V Bottom

Discussion in 'Trading' started by stonedinvestor, Feb 28, 2007.

  1. I was listening to the fast money guys yesterday and they all said market goes lower today to probe interday lows etc. I've heard many, many talking heads explain that this is the start of something big. HOWEVER

    The put/call ratio is way too high. Closed at 1.7. I looked back all the way to 1996 and cant find one time it has ever been this high.

    The put/call ratio is telling me that sentiment is super bearish...more bearish then in anytime since 1996. The put/call ratio is a great contrarian indicator.

    When a market suddenly tanks like this, it creates a fabulous V-Bottom where the indexes start climbing higher making the shape of a V.

    Since no one will say it I will. I think we have a better than 75% chance for an old school V Bottom. That's right ALL 400 points back By Friday. Impossible?
    Let's see.
  2. Certainly possible.

    Official Chinese Gummint statement about yesterday... "We will support the integrity of our financial markets...."

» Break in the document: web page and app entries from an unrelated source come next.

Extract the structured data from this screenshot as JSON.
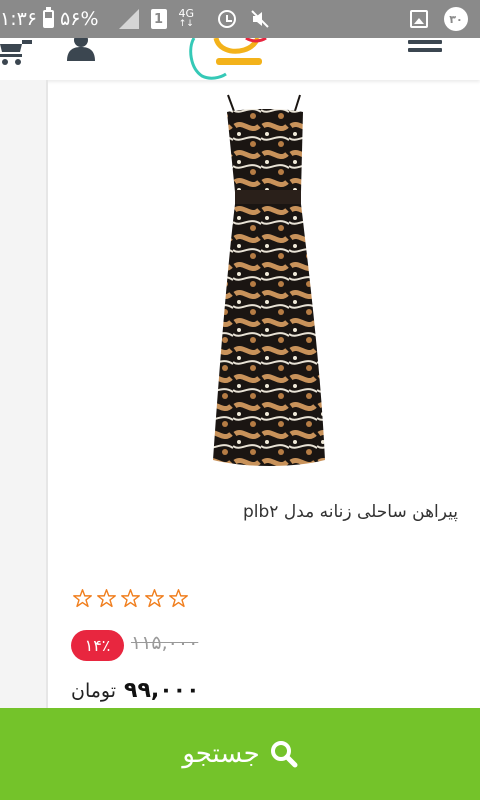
{
  "status_bar": {
    "time": "۱:۳۶",
    "battery": "۵۶%",
    "sim": "1",
    "network": "4G",
    "notification_count": "۳۰"
  },
  "header": {
    "logo_icon": "store-logo-icon",
    "icons": [
      "cart-icon",
      "user-icon",
      "menu-icon"
    ]
  },
  "product": {
    "title": "پیراهن ساحلی زنانه مدل plb۲",
    "rating_stars": 5,
    "rating_value": 0,
    "discount": "۱۴٪",
    "old_price": "۱۱۵,۰۰۰",
    "price": "۹۹,۰۰۰",
    "currency": "تومان"
  },
  "search_bar": {
    "label": "جستجو"
  },
  "colors": {
    "status_bar": "#8a8a8a",
    "search_bar": "#74c32a",
    "discount": "#e8263f",
    "star_outline": "#f07f1f",
    "dark_icon": "#3b4650"
  }
}
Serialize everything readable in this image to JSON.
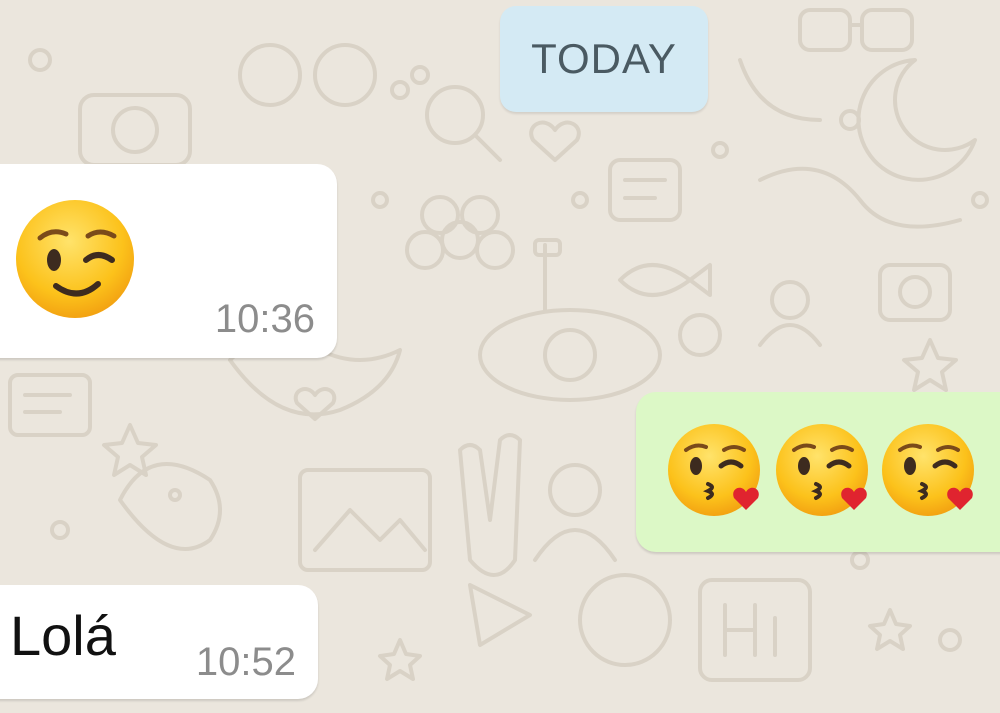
{
  "date_divider": {
    "label": "TODAY"
  },
  "messages": [
    {
      "direction": "incoming",
      "emoji": "winking-face",
      "time": "10:36"
    },
    {
      "direction": "outgoing",
      "emoji": [
        "face-blowing-a-kiss",
        "face-blowing-a-kiss",
        "face-blowing-a-kiss"
      ]
    },
    {
      "direction": "incoming",
      "text": "Lolá",
      "time": "10:52"
    }
  ],
  "colors": {
    "wallpaper": "#ebe6dd",
    "incoming_bubble": "#ffffff",
    "outgoing_bubble": "#dcf8c6",
    "date_pill": "#d4eaf4"
  }
}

    Assuming Chinese stocks race back up to highs, yesterday was likely just a big hiccup.
  3. really?
  4. bluud


    Can you keep your mouth shut, we need liquidity, if everyone thinks like you who is going to sell.
  5. everyone & their brother margined to the hilt.....a little more downside pressure will bring on the good ole` fashioned margin calls.
  6. <i>"if everyone thinks like you who is going to sell?"</i>

    I wouldn't worry too much about that. You'll find sellers.
  7. Where put/call ratio can be viewed?
  8. put/call ratios are meaningless
  9. Not so stock_trad3r very useful as todays action displays. I have gone into the past for this:

    :With yesterday's historic 63.75-point range on the S&P futures contract and extraordinary swan-dive of -50.33 points (-3.5%) on the S&P 500 index (SPX), we use history and a bigger measuring stick as guides to navigating these troubled waters. The SPX closed on Tuesday at 1399.04 after making a 50-day low of 1389.42. Q: We looked back in history for moves of a percentage decline of more than FOUR standard deviations below the average one-day percentage change measured over the last 30 trading days, which we might call 'extra extra big' on our scale. A: According to the 10 previous occurrences of this event between 1940-1997, SPX has shown a strong bullish edge that peaks 2 trading days after the event. SPX rallies in 90% of the cases (9 for 10) by an average of 4.7% relative to the close on the event date. The overall return of the 10 cases is 4.3%.

    >> so the real question lays with FRIDAY> that becomes an incredibly IMPORTANT DAY for our future!
  10. #10     Feb 28, 2007